The Liechtenstein Institute on Self-Determination at Princeton University (LISD) convened a seminar, “Grand Strategy and Self-Determination” at Princeton University’s Woodrow Wilson School of Public and International Affairs on November 19-20, 2014. This special Liechtenstein Colloquium (LCM) commemorated the twenty year anniversary of the Liechtenstein Initiative for the study of self-determination at Princeton and also coincided with the twenty-fifth year of the reign of Prince Hans-Adam II of Liechtenstein.
The first sessions of the conference were open to the public, with panel participants, invited experts, and audience members discussing the notion of "grand strategy" in today’s world of multiple international crises. Participants debated the definition and relevance of grand strategy through a historical lens as well as its role in today’s policy-making environment. Discussions also focused on changing notions of power in the international system, the role of technology, media, and social media, the possibility of “winning the peace,” and the necessary policy “toolkit” for strategy, statecraft, and diplomacy in times of multiple crisis.
Prince Hans-Adam II delivered a public address on “the future of the state,” reflecting on his time as head of state and his political philosophy, especially the role of direct democracy. Afternoon discussions then focused on the fluid and often-contested topic of self-determination and its potential interaction with and challenges to notions of strategy and governance. A successful grand strategy must harness the revolutionary power of self-determination.
Conversations continued on Saturday morning in the traditional private, off-the-record LCM format. Themes discussed included the role of power and leadership, economic, financial, and energy challenges, and the possibility of as-yet unimagined disruptions to nations and the international system.

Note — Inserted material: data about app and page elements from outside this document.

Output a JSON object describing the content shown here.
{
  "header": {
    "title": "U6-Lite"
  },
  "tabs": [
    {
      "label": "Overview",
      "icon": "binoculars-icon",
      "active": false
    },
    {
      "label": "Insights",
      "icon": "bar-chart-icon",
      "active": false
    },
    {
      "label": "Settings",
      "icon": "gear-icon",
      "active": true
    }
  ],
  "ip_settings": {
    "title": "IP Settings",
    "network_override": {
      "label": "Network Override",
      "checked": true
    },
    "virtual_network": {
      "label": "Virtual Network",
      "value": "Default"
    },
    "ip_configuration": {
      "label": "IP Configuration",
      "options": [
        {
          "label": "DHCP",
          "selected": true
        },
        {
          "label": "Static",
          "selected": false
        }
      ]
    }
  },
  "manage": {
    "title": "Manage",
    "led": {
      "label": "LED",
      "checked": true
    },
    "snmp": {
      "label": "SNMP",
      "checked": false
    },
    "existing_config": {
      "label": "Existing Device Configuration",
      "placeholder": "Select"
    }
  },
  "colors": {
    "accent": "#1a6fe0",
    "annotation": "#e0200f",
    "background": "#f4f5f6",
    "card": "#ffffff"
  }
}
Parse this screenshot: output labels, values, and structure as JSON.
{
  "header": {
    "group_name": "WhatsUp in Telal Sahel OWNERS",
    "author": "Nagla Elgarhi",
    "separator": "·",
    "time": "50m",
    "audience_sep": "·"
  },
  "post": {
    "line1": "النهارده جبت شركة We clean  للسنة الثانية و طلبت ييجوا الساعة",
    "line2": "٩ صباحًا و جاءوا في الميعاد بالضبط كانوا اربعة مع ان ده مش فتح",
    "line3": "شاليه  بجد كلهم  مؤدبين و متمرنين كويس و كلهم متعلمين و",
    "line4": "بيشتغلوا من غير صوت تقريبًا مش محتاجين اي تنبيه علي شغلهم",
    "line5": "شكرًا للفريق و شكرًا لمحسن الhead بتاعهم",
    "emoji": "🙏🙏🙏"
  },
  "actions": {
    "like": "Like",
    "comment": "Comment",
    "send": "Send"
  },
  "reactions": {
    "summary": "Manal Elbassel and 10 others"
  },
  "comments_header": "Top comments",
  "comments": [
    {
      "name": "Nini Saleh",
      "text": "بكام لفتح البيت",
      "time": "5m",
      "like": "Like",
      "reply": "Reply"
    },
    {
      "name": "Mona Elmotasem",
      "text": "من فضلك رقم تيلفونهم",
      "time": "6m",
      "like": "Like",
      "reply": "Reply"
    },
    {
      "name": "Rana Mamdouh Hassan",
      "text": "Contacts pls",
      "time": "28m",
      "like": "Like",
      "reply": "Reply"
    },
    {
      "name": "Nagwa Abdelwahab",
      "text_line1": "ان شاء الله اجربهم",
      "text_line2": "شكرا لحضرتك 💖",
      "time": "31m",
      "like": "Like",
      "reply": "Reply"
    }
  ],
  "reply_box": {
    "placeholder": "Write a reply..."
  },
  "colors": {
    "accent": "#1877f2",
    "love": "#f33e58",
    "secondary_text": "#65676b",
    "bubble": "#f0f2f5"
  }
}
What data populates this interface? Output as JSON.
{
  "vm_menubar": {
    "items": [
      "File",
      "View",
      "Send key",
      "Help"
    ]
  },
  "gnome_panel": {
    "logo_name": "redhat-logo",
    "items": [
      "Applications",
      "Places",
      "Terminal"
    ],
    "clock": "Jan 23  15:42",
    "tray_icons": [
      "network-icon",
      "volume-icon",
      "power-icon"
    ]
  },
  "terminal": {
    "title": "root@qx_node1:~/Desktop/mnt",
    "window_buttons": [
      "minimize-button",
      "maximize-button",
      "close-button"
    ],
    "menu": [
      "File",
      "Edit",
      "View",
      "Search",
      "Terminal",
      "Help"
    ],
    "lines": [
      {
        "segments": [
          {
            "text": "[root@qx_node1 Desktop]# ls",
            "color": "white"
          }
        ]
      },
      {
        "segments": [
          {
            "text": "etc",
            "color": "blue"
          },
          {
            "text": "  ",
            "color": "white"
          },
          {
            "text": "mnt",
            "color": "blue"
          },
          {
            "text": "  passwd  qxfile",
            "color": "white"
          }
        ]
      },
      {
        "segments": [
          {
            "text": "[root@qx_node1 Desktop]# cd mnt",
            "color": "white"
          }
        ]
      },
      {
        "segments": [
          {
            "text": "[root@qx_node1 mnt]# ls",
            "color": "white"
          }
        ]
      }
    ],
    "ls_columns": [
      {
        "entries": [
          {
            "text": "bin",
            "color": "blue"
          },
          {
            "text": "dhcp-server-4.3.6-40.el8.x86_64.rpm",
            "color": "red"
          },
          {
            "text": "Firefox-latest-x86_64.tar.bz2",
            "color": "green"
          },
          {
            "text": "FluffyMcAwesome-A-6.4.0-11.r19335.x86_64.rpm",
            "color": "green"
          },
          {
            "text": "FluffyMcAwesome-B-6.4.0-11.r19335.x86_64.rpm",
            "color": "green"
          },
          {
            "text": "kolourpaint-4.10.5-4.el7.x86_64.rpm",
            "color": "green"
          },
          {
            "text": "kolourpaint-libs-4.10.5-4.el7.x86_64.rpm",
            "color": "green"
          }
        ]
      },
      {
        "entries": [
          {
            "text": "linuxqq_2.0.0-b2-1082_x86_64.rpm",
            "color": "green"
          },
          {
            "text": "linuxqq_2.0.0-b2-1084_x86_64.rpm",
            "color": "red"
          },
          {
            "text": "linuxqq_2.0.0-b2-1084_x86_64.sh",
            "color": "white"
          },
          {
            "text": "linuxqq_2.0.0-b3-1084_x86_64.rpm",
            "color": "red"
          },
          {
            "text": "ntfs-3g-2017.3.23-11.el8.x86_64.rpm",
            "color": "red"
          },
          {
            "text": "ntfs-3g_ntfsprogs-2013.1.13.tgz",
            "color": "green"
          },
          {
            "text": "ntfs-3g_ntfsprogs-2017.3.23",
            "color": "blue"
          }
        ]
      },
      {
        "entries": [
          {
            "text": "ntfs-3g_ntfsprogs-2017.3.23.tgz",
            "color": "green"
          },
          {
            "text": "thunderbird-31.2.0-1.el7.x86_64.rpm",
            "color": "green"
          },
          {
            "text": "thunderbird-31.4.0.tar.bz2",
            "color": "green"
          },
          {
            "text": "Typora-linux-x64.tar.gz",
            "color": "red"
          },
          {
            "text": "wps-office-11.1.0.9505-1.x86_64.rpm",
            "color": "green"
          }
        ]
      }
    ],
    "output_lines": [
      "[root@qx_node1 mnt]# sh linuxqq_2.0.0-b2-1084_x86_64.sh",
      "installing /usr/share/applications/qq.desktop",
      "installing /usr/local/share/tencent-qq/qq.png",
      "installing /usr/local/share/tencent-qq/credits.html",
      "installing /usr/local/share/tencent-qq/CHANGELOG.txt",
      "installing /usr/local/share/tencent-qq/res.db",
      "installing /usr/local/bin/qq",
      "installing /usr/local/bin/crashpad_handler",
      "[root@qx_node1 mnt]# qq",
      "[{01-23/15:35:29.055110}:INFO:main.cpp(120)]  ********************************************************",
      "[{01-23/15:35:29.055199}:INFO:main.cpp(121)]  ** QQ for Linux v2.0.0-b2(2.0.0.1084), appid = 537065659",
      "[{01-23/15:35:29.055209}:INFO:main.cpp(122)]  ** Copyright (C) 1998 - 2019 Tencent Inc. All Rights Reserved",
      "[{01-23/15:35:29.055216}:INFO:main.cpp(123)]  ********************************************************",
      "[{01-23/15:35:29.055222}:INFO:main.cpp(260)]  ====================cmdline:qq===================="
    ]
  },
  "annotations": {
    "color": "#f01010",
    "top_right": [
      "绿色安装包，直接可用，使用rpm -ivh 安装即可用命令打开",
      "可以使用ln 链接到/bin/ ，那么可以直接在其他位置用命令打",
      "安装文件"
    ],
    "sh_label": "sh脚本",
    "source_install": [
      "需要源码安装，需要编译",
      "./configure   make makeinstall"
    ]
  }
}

Participants debated the conceptual interaction between individual striving to "determine one’s destiny” and search for greater influence in governance, while the status quo encourages control and power by national governments.
The LCM drew together a unique mix of perspectives from the international academic, policy-making, and diplomatic worlds. Participants included Ambassadors Vitaly Churkin, Permanent Representative of the Russian Federation at the United Nations; Amb. Claudia Fritsche, Liechtenstein’s Ambassador to the United States; Amb. Thomas Mayr-Harting, EU Permanent Representative at the United Nations, New York; Amb. Christian Wenaweser, Liechtenstein’s Permanent Representative to the United Nations; Amb. Hans-Ulrich Seidt, Inspector General of the German Foreign Office, Berlin. Leading international faculty included Professors Ali Ansari, Director of Iranian Studies at the University of St. Andrews, Scotland; Anne-Marie Le Gloannec, Directrice de Recherche at Sciences Po in Paris; James Gow, Department of War Studies at King’s College, London; William Maley, Chair, Diplomatic Studies, Australian National University, Canberra; Stefan Wolff, Professor of International Security, University of Birmingham; Professor Robert G. Gilpin, Princeton's Dwight D. Eisenhower Professor of International Affairs, Emeritus; and Ciara Knudsen, Policy Planning Staff, Office of the Secretary of State, Washington. The seminar was chaired by Prof. Wolfgang Danspeckgruber, Director of LISD.
A Chair’s Summary is forthcoming from the Institute.